(CNN) -- The U.S. Department of Agriculture is considering sending federal veterinarians in Texas across the border into Mexico to inspect cattle, a practice that ended years ago over safety fears.
Government workers have come out against the plan, confounded as to why they would be required to work in a Mexican state under a travel warning by the State Department because of carjackings and robberies.
The USDA conducted a security assessment on the Mexican installation Friday, but have not made a final decision on whether to send veterinarians from the Animal and Plant Health Inspection Service, or APHIS, to work there.
The facility is located near the Colombia Solidarity Bridge, a rural international crossing near Laredo, Texas, that connects to the Mexican state of Nuevo Leon.
According to its most recent travel warning, the State Department urges U.S. citizens to "defer non-essential travel" to the Nuevo Leon, except for the major hub of Monterrey, which itself carries other warnings.
The closest major city to the facility is Nuevo Laredo, Mexico, a place known for the drug cartel violence that has been recorded there.
A lawyer for the government veterinarians along the border said the federal workers are unwilling to work there because of fears of being kidnapped or killed.
"Nobody is holding a gun to their head ... yet," said Bill Hughes who represents the National Association of Federal Veterinarians, which opposes the plan. "But USDA officials have told them in no uncertain terms that when they're assigned there they better go or there are going be serious consequences to their careers, such as losing their jobs."
In response to Hughes' claims, the USDA said it is not forcing employees into the assignment and that they will not send federal workers into an area not considered safe by the State Department.
"We are committed to making sure our employees fully understand the risks and are properly prepared to do their jobs," the USDA said in a statement to CNN. "APHIS and the U.S. Department of State are currently conducting a security assessment of a new inspection facility, and once the site assessment is complete, we will determine our next steps."
Until March 2010, cattle inspections were routinely done in Mexico, but due to the rise in drug cartel violence along the border, U.S. authorities transferred inspections to U.S.-based facilities. During inspections veterinarians are tasked with clearing the cattle for fever ticks, hoof and mouth disease and other illnesses.

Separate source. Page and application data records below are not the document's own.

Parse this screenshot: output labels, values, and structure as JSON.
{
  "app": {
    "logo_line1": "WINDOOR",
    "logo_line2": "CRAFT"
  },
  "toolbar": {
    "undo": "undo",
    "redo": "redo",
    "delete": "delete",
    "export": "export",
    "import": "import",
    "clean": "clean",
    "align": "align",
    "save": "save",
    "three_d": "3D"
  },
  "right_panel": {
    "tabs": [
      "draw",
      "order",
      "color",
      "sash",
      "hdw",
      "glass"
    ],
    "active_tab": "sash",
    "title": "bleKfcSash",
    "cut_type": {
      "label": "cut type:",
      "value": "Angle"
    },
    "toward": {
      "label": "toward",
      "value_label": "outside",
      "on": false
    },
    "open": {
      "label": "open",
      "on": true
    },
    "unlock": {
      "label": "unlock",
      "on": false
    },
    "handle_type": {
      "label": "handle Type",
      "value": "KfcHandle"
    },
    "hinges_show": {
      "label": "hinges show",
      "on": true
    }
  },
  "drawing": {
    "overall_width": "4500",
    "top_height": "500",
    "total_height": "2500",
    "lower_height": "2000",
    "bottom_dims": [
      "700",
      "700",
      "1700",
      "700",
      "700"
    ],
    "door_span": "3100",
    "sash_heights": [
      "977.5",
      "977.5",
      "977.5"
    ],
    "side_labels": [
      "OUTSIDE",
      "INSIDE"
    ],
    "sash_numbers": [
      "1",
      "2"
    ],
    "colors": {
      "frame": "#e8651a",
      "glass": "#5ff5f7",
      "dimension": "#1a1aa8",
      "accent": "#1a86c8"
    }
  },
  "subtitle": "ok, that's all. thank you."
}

"The real question is, why would (the) USDA even be taking a chance? How much risk is acceptable to place its civilian employees into for even the slight convenience of having the animals inspected in Mexico?" Hughes said.
Decision makers at USDA are not bad people, Hughes said, "But they're making a bad decision, or they're being pressured to make a bad decision, even though they may deny it. And these folks down there on the border are saying, 'I've been loyal to this agency, why are they doing this to me?'"
Between 10,000 and 20,000 Mexican cattle are imported into the United States each month, according to the USDA.